Dataset rows for apps and sites
"""
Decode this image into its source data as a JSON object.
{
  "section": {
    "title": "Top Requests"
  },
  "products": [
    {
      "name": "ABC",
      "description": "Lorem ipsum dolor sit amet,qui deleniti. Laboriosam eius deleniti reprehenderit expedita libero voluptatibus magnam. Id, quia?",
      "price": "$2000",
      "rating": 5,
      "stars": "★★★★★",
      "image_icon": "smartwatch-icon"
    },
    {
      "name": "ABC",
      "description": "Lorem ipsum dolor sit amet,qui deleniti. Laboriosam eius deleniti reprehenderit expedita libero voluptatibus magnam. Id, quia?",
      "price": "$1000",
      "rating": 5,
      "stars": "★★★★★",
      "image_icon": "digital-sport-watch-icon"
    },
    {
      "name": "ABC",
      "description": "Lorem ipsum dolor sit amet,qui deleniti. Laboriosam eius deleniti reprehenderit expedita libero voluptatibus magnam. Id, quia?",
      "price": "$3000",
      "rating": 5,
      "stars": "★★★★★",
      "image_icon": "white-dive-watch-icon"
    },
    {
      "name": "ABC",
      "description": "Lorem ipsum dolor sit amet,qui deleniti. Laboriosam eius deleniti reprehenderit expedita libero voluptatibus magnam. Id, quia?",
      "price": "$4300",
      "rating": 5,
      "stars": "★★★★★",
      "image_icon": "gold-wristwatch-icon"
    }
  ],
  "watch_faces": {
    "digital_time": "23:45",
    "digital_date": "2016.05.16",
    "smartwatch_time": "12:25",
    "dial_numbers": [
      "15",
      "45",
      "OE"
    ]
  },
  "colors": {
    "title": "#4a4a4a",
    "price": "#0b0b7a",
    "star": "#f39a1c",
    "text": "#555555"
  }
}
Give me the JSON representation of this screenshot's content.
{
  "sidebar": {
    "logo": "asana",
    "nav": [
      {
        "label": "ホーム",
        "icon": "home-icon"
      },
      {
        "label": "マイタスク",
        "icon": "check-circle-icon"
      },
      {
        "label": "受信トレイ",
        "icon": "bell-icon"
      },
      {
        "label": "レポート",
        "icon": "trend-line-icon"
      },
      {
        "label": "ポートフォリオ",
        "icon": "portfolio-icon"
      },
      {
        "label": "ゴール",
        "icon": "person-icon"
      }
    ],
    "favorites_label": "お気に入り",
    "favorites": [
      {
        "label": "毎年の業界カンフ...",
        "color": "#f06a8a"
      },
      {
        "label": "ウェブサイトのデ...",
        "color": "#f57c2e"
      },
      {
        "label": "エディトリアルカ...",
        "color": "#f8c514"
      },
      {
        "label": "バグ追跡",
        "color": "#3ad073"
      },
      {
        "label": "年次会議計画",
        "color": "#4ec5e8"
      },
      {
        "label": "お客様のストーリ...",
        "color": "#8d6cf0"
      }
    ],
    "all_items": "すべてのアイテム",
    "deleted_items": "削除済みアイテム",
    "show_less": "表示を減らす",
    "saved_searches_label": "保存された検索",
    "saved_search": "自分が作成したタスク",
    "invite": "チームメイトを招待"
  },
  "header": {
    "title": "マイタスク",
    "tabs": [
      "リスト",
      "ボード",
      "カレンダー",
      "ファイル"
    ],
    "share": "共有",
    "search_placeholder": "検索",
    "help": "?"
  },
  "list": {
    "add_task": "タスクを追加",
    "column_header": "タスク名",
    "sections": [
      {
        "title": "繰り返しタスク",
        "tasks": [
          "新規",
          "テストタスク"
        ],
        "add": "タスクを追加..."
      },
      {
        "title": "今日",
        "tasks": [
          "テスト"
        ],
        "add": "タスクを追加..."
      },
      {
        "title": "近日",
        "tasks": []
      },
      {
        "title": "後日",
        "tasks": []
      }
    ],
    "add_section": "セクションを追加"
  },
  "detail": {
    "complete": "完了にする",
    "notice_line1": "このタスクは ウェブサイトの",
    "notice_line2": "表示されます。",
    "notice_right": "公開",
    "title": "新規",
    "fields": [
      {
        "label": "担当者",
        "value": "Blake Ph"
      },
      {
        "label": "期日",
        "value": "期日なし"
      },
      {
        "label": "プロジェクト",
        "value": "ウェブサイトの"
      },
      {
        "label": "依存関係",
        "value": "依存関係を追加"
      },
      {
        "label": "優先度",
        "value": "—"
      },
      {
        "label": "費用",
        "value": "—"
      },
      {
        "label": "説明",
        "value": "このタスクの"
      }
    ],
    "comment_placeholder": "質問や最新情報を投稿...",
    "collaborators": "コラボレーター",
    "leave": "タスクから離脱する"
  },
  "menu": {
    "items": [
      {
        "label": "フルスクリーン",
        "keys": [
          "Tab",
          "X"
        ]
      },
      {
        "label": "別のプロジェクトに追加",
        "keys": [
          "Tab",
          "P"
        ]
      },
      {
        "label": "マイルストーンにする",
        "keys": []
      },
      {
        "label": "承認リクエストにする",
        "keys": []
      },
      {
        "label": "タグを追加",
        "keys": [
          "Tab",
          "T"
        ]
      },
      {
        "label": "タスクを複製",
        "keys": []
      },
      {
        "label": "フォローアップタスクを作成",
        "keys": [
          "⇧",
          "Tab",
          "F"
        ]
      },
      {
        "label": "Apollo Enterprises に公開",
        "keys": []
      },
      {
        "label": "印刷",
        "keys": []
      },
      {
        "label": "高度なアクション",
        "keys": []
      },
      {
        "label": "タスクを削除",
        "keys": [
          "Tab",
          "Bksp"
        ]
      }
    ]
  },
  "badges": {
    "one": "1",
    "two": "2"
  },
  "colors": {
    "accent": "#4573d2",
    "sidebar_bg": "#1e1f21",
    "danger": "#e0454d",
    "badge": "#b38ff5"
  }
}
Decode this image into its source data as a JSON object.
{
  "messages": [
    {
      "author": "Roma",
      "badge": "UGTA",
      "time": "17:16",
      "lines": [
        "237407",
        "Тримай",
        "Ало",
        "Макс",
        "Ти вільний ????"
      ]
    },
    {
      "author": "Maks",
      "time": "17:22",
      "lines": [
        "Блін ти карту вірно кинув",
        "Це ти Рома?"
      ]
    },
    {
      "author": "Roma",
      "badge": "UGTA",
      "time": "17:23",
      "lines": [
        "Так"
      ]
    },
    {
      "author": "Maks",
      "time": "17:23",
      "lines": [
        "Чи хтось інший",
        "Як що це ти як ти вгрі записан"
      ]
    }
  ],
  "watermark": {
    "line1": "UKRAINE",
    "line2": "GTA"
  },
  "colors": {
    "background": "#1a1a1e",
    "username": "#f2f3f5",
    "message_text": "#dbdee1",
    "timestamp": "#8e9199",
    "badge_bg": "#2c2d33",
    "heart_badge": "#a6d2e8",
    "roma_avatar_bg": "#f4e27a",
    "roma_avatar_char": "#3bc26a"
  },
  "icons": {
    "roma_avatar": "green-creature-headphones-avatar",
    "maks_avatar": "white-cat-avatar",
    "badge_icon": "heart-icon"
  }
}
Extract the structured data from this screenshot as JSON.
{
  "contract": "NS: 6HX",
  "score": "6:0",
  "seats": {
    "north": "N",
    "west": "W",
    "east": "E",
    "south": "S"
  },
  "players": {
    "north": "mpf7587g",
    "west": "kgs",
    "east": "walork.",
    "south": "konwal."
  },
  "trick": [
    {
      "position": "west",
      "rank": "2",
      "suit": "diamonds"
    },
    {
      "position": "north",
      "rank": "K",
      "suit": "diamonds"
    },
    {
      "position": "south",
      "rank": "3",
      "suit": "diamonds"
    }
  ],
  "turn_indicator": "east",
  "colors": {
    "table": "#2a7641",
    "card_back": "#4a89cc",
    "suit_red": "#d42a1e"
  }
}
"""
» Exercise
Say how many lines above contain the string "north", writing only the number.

» Answer below
3